Understanding the Journey:
3. Establish Your Buyer’s Touchpoints
Where are they interacting with you, where are they communicating with you, and what are the interactions with your team and your site?
Determining your main points of contact for your customers is key to understanding how they interact with you and your business. If there are problems where they aren’t experiencing a smooth interaction, you can develop a strategy to fix that and create a better, more seamless experience. If there are points where you aren’t getting interaction from your customers, take those and figure out how to adapt them into interaction points or understand why they aren’t working.
4. Identify Your Buyer’s Pain Points
What are they struggling with, what in their journey with you are they having troubles with, and what questions have you left unanswered for them?
Understanding how your customers interact with you can show you where there may be gaps in the process that your customers are looking for. If they’re having troubles in a particular browser with your site, you know to alleviate that.

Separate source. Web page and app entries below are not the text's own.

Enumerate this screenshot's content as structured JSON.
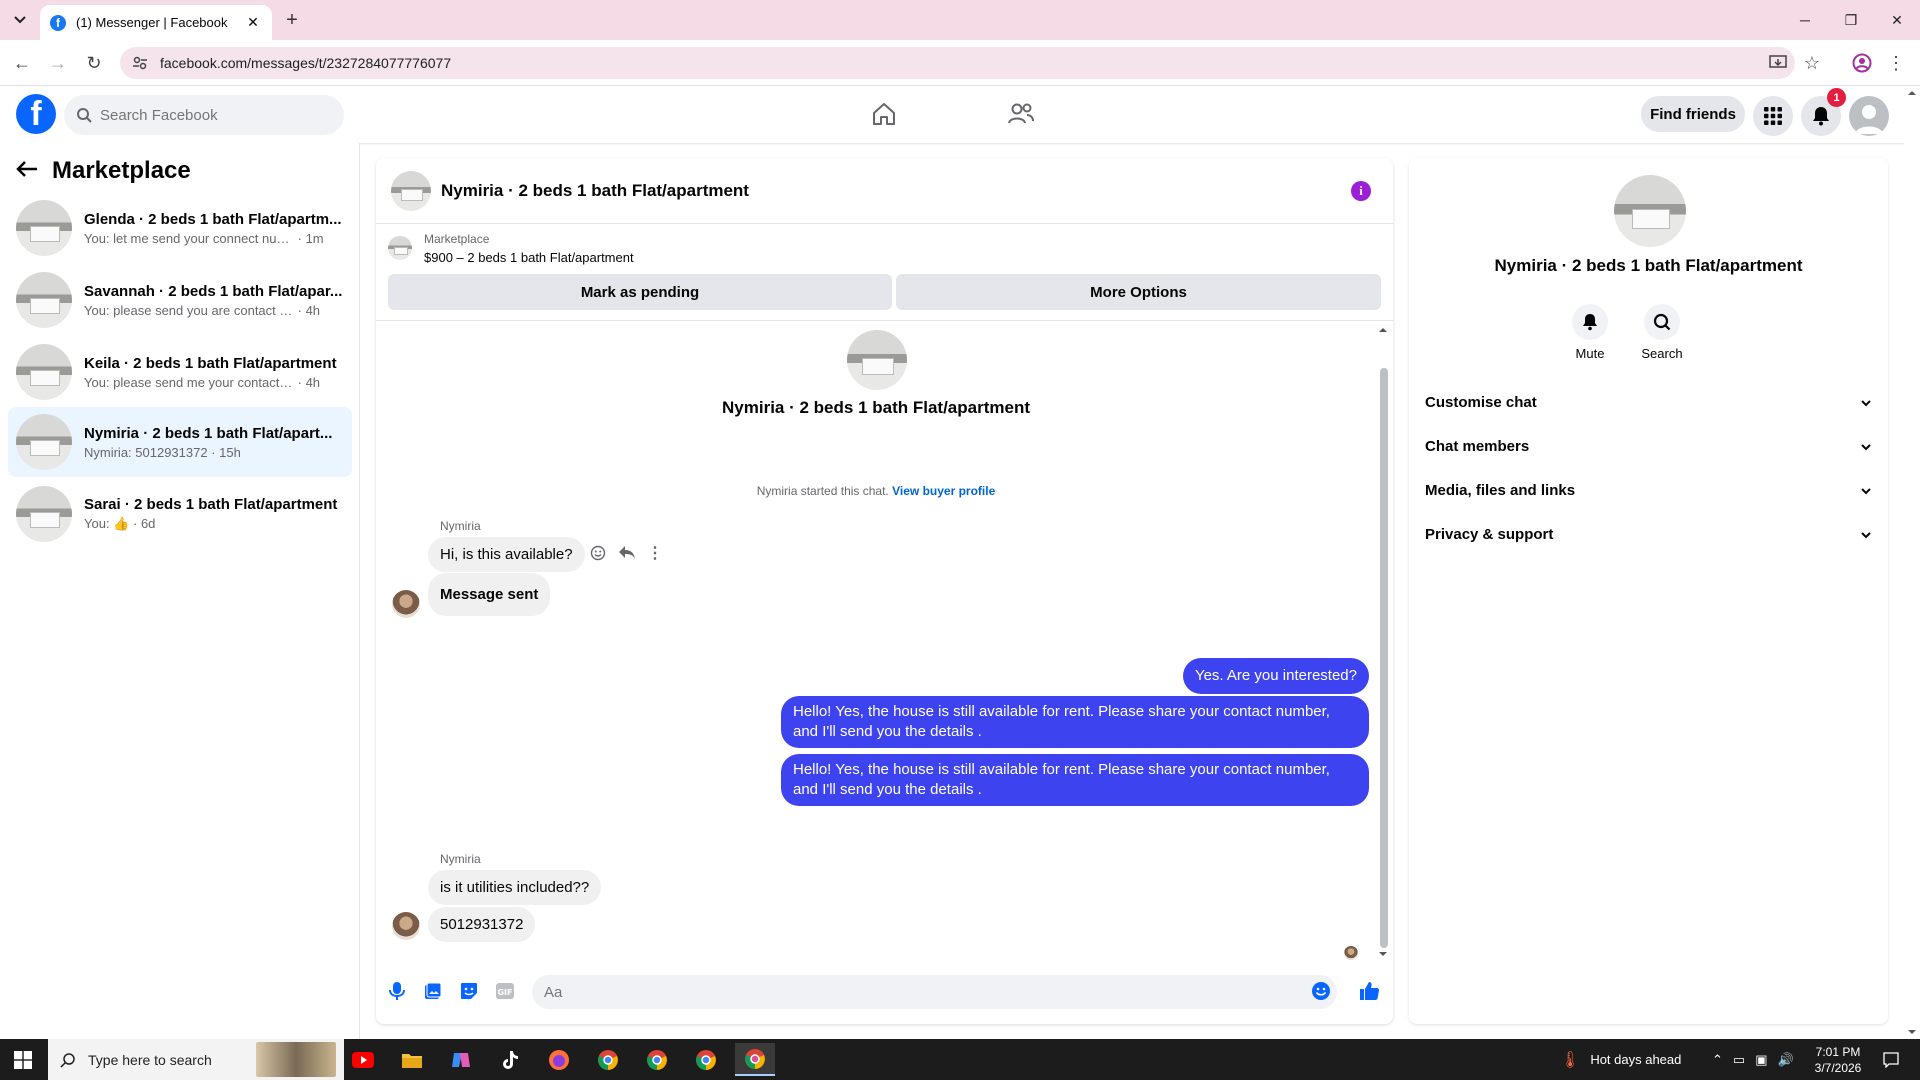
{
  "browser": {
    "tab_title": "(1) Messenger | Facebook",
    "url": "facebook.com/messages/t/2327284077776077"
  },
  "header": {
    "search_placeholder": "Search Facebook",
    "find_friends": "Find friends",
    "notification_count": "1",
    "brand_color": "#0866ff"
  },
  "sidebar": {
    "title": "Marketplace",
    "conversations": [
      {
        "name": "Glenda · 2 beds 1 bath Flat/apartm...",
        "preview": "You: let me send your connect numb...",
        "time": "· 1m"
      },
      {
        "name": "Savannah · 2 beds 1 bath Flat/apar...",
        "preview": "You: please send you are contact num...",
        "time": "· 4h"
      },
      {
        "name": "Keila · 2 beds 1 bath Flat/apartment",
        "preview": "You: please send me your contact nu...",
        "time": "· 4h"
      },
      {
        "name": "Nymiria · 2 beds 1 bath Flat/apart...",
        "preview": "Nymiria: 5012931372",
        "time": "· 15h"
      },
      {
        "name": "Sarai · 2 beds 1 bath Flat/apartment",
        "preview": "You:",
        "time": "· 6d"
      }
    ]
  },
  "chat": {
    "title": "Nymiria · 2 beds 1 bath Flat/apartment",
    "marketplace_label": "Marketplace",
    "listing": "$900 – 2 beds 1 bath Flat/apartment",
    "mark_pending": "Mark as pending",
    "more_options": "More Options",
    "center_name": "Nymiria · 2 beds 1 bath Flat/apartment",
    "started_text": "Nymiria started this chat.",
    "view_buyer_profile": "View buyer profile",
    "sender_name": "Nymiria",
    "messages_in_1": [
      "Hi, is this available?",
      "Message sent"
    ],
    "messages_out": [
      "Yes. Are you interested?",
      "Hello! Yes, the house is still available for rent. Please share your contact number, and I'll send you the details .",
      "Hello! Yes, the house is still available for rent. Please share your contact number, and I'll send you the details ."
    ],
    "messages_in_2": [
      "is it utilities included??",
      "5012931372"
    ],
    "composer_placeholder": "Aa",
    "outgoing_color": "#3e43f0"
  },
  "details": {
    "name": "Nymiria · 2 beds 1 bath Flat/apartment",
    "mute": "Mute",
    "search": "Search",
    "sections": [
      "Customise chat",
      "Chat members",
      "Media, files and links",
      "Privacy & support"
    ]
  },
  "taskbar": {
    "search_placeholder": "Type here to search",
    "weather": "Hot days ahead",
    "time": "7:01 PM",
    "date": "3/7/2026"
  }
}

If there are issues with a transition between departments communicating with the customer, you can address the problem.
Correcting for Growth:

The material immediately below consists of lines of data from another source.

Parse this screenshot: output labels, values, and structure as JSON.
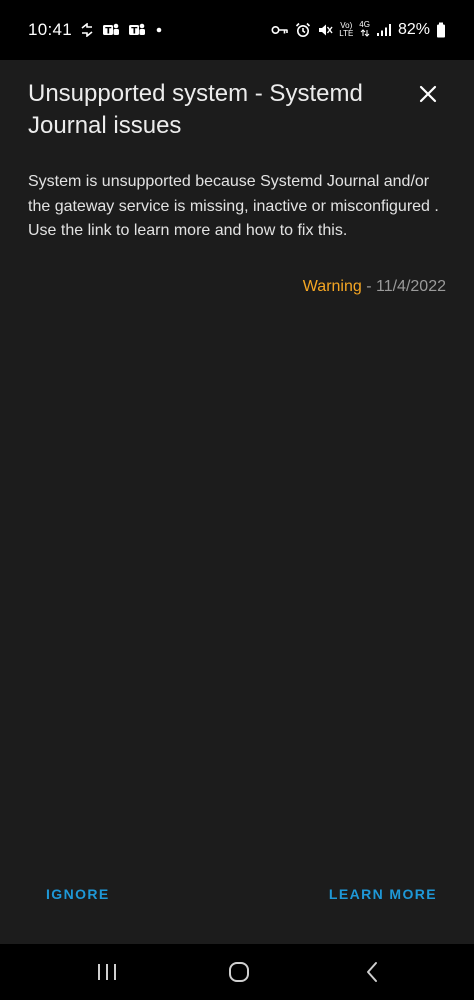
{
  "status_bar": {
    "time": "10:41",
    "network_top": "Vo)",
    "network_bottom": "LTE",
    "signal_gen": "4G",
    "battery": "82%",
    "icons": [
      "sync-icon",
      "teams-icon",
      "teams-icon",
      "notification-dot-icon",
      "key-icon",
      "alarm-icon",
      "mute-icon",
      "volte-icon",
      "data-arrows-icon",
      "signal-icon",
      "battery-icon"
    ]
  },
  "dialog": {
    "title": "Unsupported system - Systemd Journal issues",
    "body": "System is unsupported because Systemd Journal and/or the gateway service is missing, inactive or misconfigured . Use the link to learn more and how to fix this.",
    "severity": "Warning",
    "separator": " - ",
    "date": "11/4/2022",
    "close_icon": "close-icon"
  },
  "actions": {
    "ignore_label": "IGNORE",
    "learn_more_label": "LEARN MORE"
  },
  "colors": {
    "background": "#1c1c1c",
    "accent": "#1e98d7",
    "warning": "#f5a623",
    "muted": "#9a9a9a"
  },
  "nav_bar": {
    "icons": [
      "recents-icon",
      "home-icon",
      "back-icon"
    ]
  }
}
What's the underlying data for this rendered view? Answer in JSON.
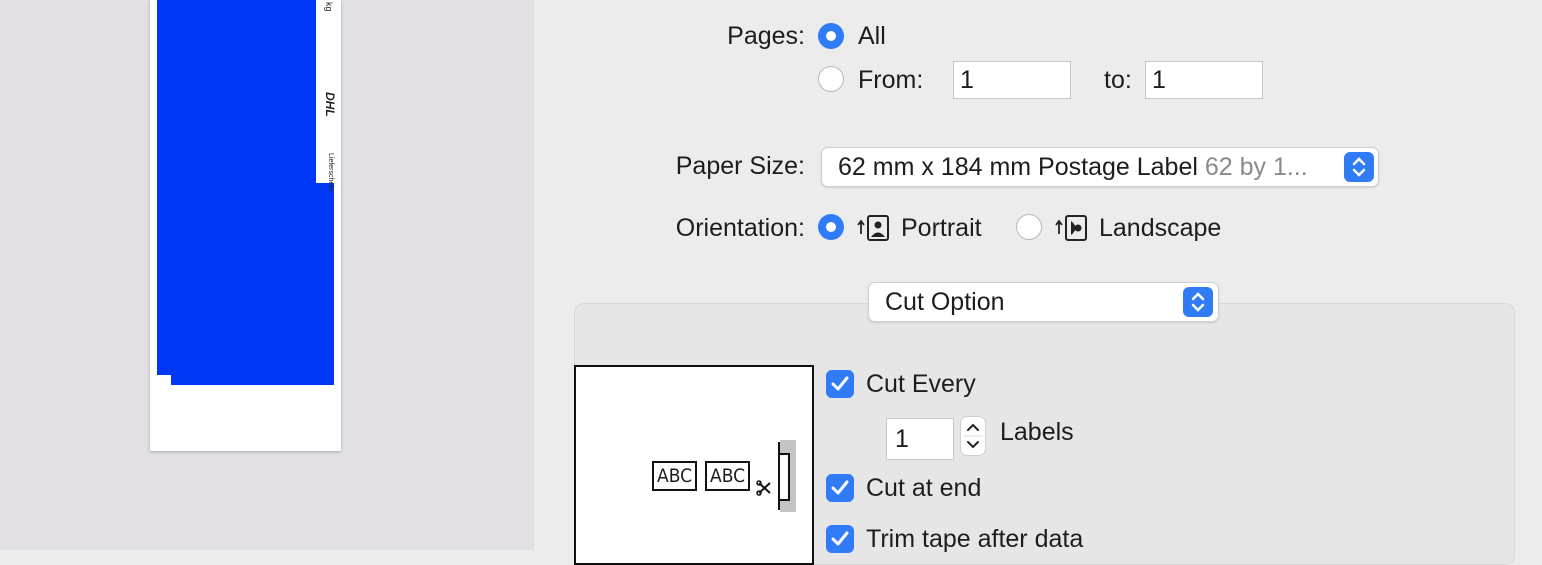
{
  "preview": {
    "strip_text_kg": "kg",
    "strip_logo": "DHL",
    "strip_small": "Lieferschein",
    "accent_color": "#0037f5"
  },
  "pages": {
    "label": "Pages:",
    "all_label": "All",
    "from_label": "From:",
    "from_value": "1",
    "to_label": "to:",
    "to_value": "1",
    "selected": "All"
  },
  "paper_size": {
    "label": "Paper Size:",
    "value": "62 mm x 184 mm Postage Label",
    "detail": "62 by 1..."
  },
  "orientation": {
    "label": "Orientation:",
    "portrait_label": "Portrait",
    "landscape_label": "Landscape",
    "selected": "Portrait"
  },
  "section_popup": {
    "value": "Cut Option"
  },
  "cut_options": {
    "diagram_labels": [
      "ABC",
      "ABC"
    ],
    "cut_every_label": "Cut Every",
    "cut_every_checked": true,
    "count_value": "1",
    "count_unit": "Labels",
    "cut_at_end_label": "Cut at end",
    "cut_at_end_checked": true,
    "trim_tape_label": "Trim tape after data",
    "trim_tape_checked": true
  },
  "colors": {
    "accent": "#2f7cf6",
    "panel_bg": "#ececec",
    "preview_bg": "#e2e0e4"
  }
}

5. Prioritize & Fix Bottlenecks
Now that you’ve discovered your areas that have problems, it’s time to focus on them, address them, and clear them up. This gives you the opportunity to keep refining your customer’s experience and ultimately increase your customer retention. Start a list of the issues you’ve noticed, strategize your best course for correction, and ultimately, deliver excellence to your customers.
6. Re-evaluate & Improve
After addressing your customer’s pain points and resolving them, adapt your next Journey map to reflect it; watch the customer go through the map step by step and see if there are further issues. New customers mean new perspectives. Take this information and improve your process. The idea is to continue to promote growth and build your best possible customer experience.
A Buyer’s Journey Map is more than just a break-fix tool; and its value to you and your business can go beyond just a customer experience guide. Using a map can help you take that information and use it to grow your business, reach new customers, and ensure they have the best level of service from you possible. Your customer’s experience is more than just about a product; it’s about how you engage with them, how you reach them, and how you solve their problem. The more you improve upon that, the more you grow your customer base.
Understanding your customers is the key to success, and through the use of a Buyer’s Journey Map, you can connect with them on a whole new level, experience your best customer retention yet, and at the end of the day, improve the journey for the next person every time.